According to this letter in the month of December the numbers of tins that were sold were from 722 to 842. The Government analyst seems Us have marked this tin as 320. Tile tin was sent for- and tile number is not quite clear. It may be 320 or it may be S20. Even if it is 820 according to this letter the tin which in one of the tins sold by the respondents must conform to the standard. According to the analysis by respondent's vendor Baudauin cooler reading was 4,5 units. They pointed out that it is very important that analytical re-agents used for the test should conform strictly to certain specifications failing which there is every likelihood of the results being vitiated.
It is, therefore, suggested on behalf of the defence that if the respondents are to be made liable for stocking, oil which does not conform to the standard they should be given an opportunity of getting the oil tested through court.
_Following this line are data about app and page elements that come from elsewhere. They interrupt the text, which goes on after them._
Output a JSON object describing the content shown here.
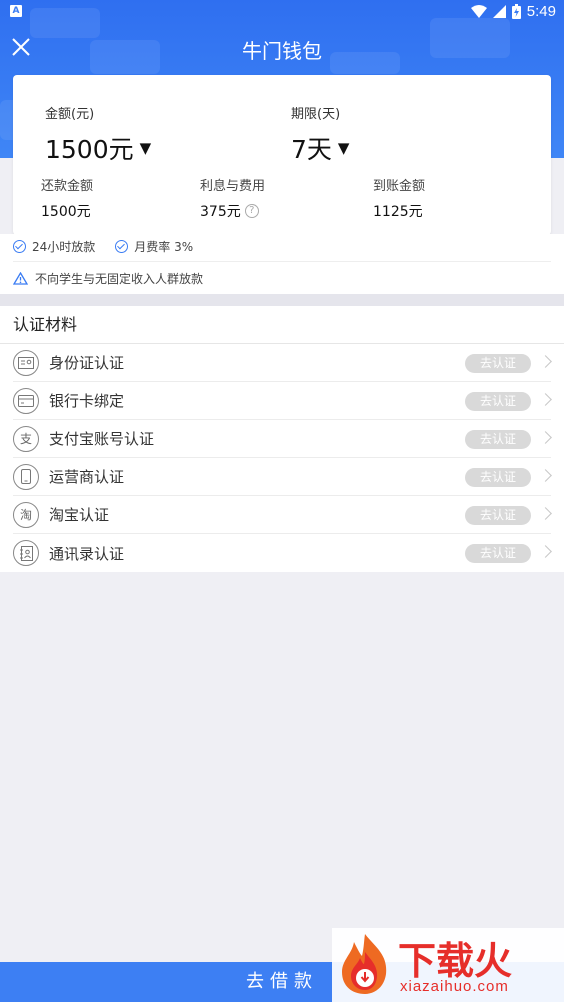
{
  "status_bar": {
    "app_badge": "A",
    "time": "5:49"
  },
  "nav": {
    "title": "牛门钱包"
  },
  "loan": {
    "amount_label": "金额(元)",
    "amount_value": "1500元",
    "term_label": "期限(天)",
    "term_value": "7天",
    "stats": [
      {
        "label": "还款金额",
        "value": "1500元"
      },
      {
        "label": "利息与费用",
        "value": "375元"
      },
      {
        "label": "到账金额",
        "value": "1125元"
      }
    ]
  },
  "features": {
    "tag1": "24小时放款",
    "tag2": "月费率 3%",
    "notice": "不向学生与无固定收入人群放款"
  },
  "verification": {
    "heading": "认证材料",
    "button_label": "去认证",
    "items": [
      {
        "name": "身份证认证",
        "icon": "id-card-icon"
      },
      {
        "name": "银行卡绑定",
        "icon": "bank-card-icon"
      },
      {
        "name": "支付宝账号认证",
        "icon": "alipay-icon"
      },
      {
        "name": "运营商认证",
        "icon": "phone-icon"
      },
      {
        "name": "淘宝认证",
        "icon": "taobao-icon"
      },
      {
        "name": "通讯录认证",
        "icon": "contacts-icon"
      }
    ]
  },
  "footer": {
    "borrow_button": "去借款"
  },
  "watermark": {
    "brand": "下载火",
    "url": "xiazaihuo.com"
  },
  "colors": {
    "primary": "#3d7ff3",
    "header_top": "#2f6ff0",
    "watermark_red": "#e62e2a"
  }
}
In short it is contended that as in food adulteration cases, if tile stuff is to be tested by food analyst a portion pf the quantity taken must be given to the seller, ibis, that if necessary he can have the test carried out through court, and thus verify that the test carried out by the analyst is correct or not. In this case n such sample has been given and the accused has been denied the opportunity of get-ting the oil taken by the food analyst tested through court by some other recognised analyst.
If a sample had been given under the seal they could have brought it to court and asked the court itself to send it to some other analyst and have it tested by another analyst. But such an opportunity has not been given to them. There is no question of any allegation of any dishonesty in the test conducted by the food analyst. But it is obvious that in such cases even an oversight of using any particular agent may result in a different analysis and it cannot be said that always and en all occasions the tests are conducted in such a manner that there Js no room for any for to creep In.
No doubt it was a duty of the accused to establish that an error has crept in. In this case the opportunity that they could have had to prove this has not been given to them by the purchaser not giving; to them a portion of the article taken from them. In the circumstances though I am not prepared to condemn a certificate given by the food analyst as pointed out in the letter, Ex. D. 1, there is just a possibility of some error creeping in somewhere, resulting in different results being produced.
It cannot be said now that such a possibility is ruled out in this case. In my opinion, therefore, it cannot be said that the case against the accused has been proved beyond all reasonable doubt. It is in this view that I confirm the acquittal and not for the reasons given by the learner Millry strata. Prim a fade no doubt the State was fully justified in filing this appeal against acquittal is the ground on which the acquittal war bawd is not a sustainable one.
8. In the result the appeal is dismissed.